# Angles in Two-Dimensional Elastic Collision

## Homework Statement

The setup is there are two pucks (m1, m2) on an air table and they undergo elastic collision while m2 is stationary. I am asked to find the angle between the two velocities but I can't figure out how without being giving at least one angle.

Variables:
m1 = 28.0 g = 0.28 kg
m2 = 102 g = 0.102 kg
v1 = 0.785 m/s
v2 = ?

## Homework Equations

Ki = (1/2)m1v1i2
Kf = Ki
Kf = (1/2)m1v1f2 + (1/2)m2v2f2 = Ki

## The Attempt at a Solution

First I went about finding what v2 was by using Kf = Ki

(1/2)(0.028)(0.785)2 + (1/2)(0.102)v2f2 = (1/2)(0.028)(1)2
(0.008) + (1/2)(0.102)v2f2 = (0.014)
v2f2 = (0.117)
v2f = 0.343 m/s

Now this is the part I'm stuck, since they want me to find the angle between v1 and v2. If they had given me at least an angle for m1 I could use [0 = m1v1fsin$$\theta$$ - m2v2fsin$$\theta$$] but I have no angles to work with, and I'm not sure how I should arrange the equations to find the angle.

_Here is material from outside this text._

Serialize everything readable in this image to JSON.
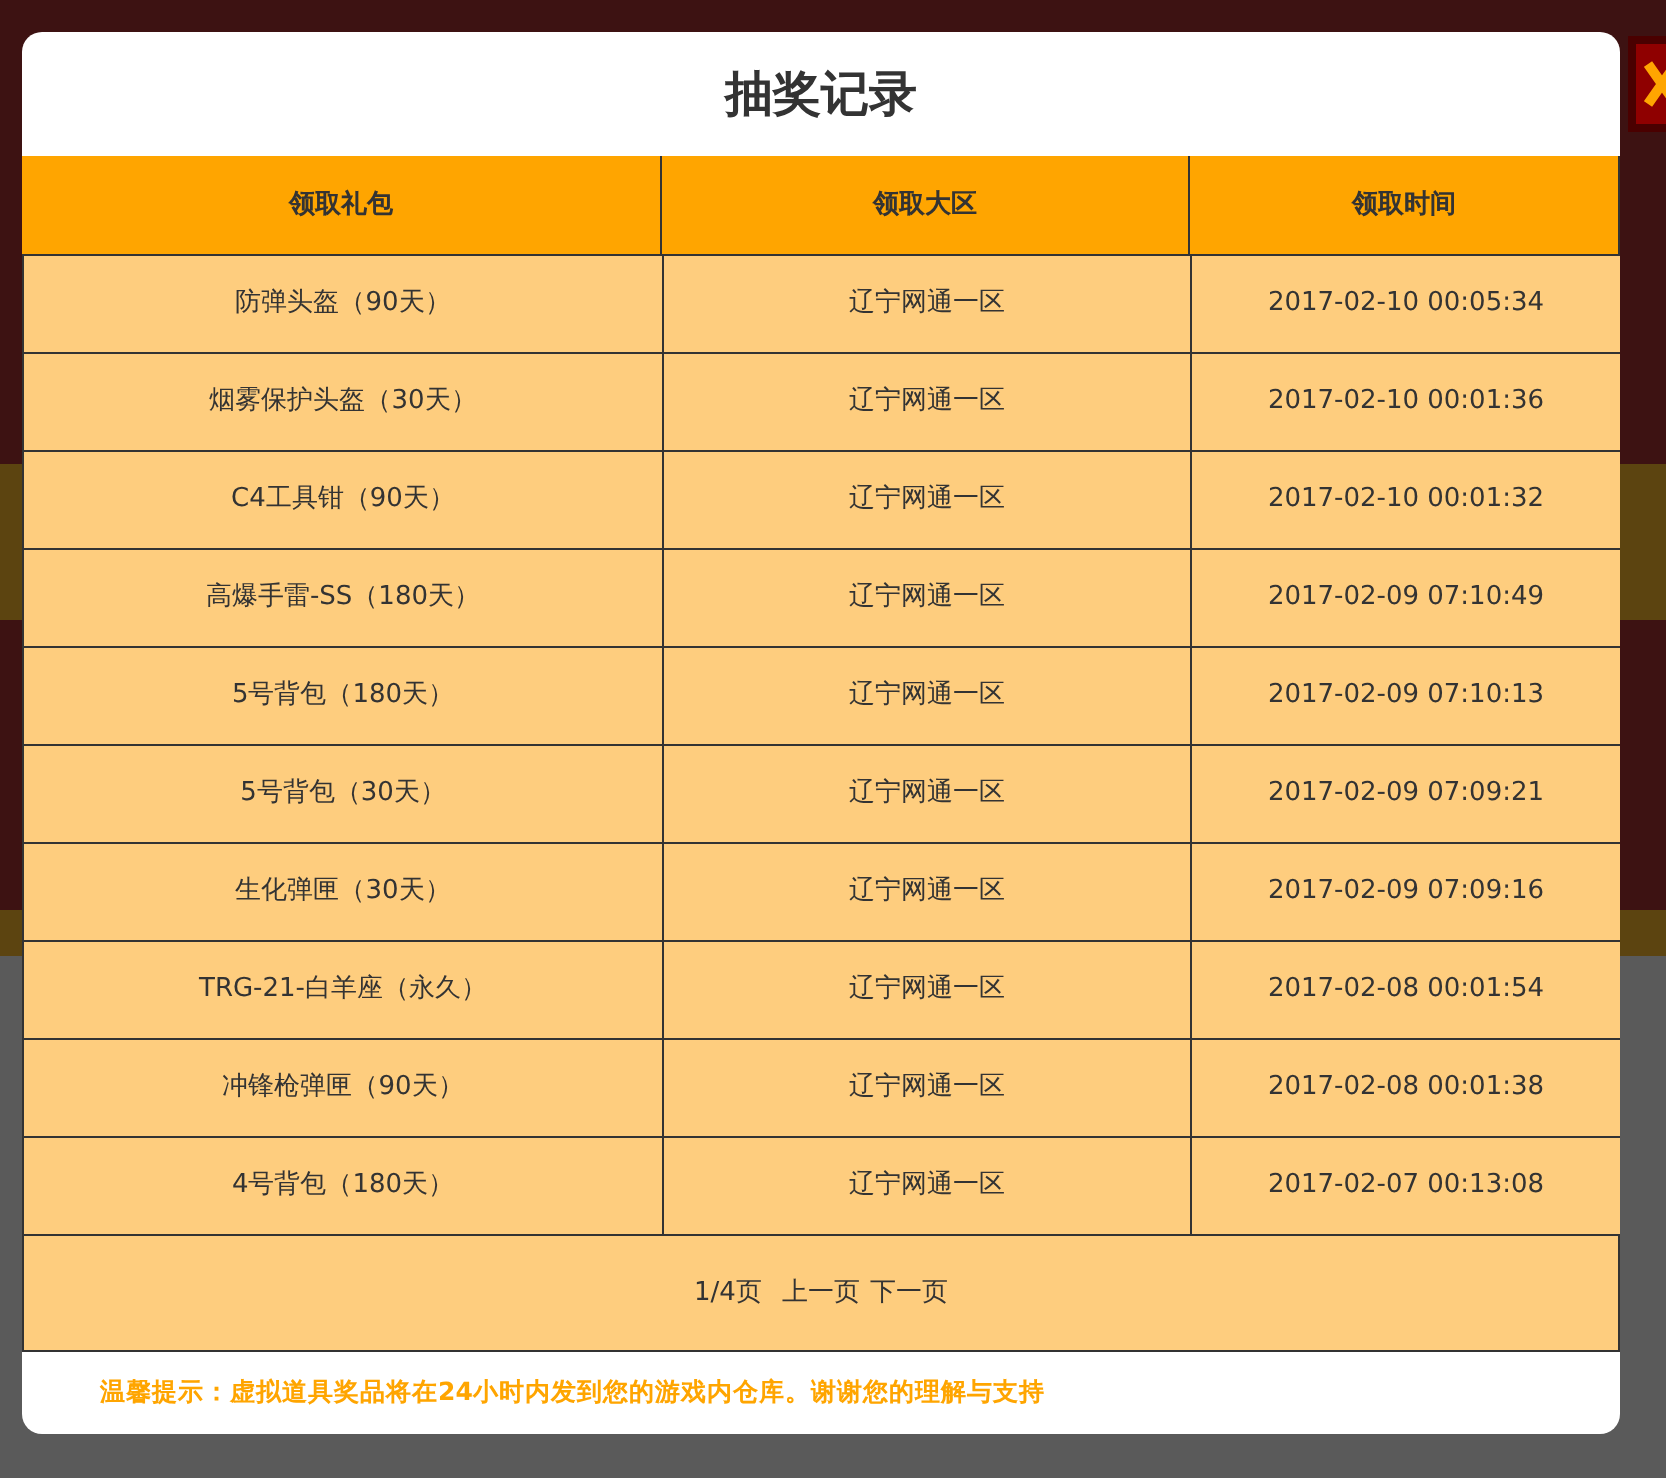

If I were to guess I would say that they angle would be 90o since m2 was stationary, but I'm not sure how to prove that and I don't think it applies to this case since I have two different masses.

If anyone could help me understand this problem, that would be great!

Denote the angles of 2 v after collision along x-axis is alpha and beta. Then you write down conservation of momentum in x and y-axis. You will have 2 equations that contains cos, sin. Do some stuff and you can find 2 angles :D

ideasrule
Homework Helper
You can define your coordinate axes so that the moving puck is initially travelling along the x-axis. You can then assume its angle (to the x-axis) becomes theta1 after the collision while the other puck goes off at theta2. Now there are three unknowns, v2f, theta1, and theta2, and three equations: 2 for momentum and 1 for energy.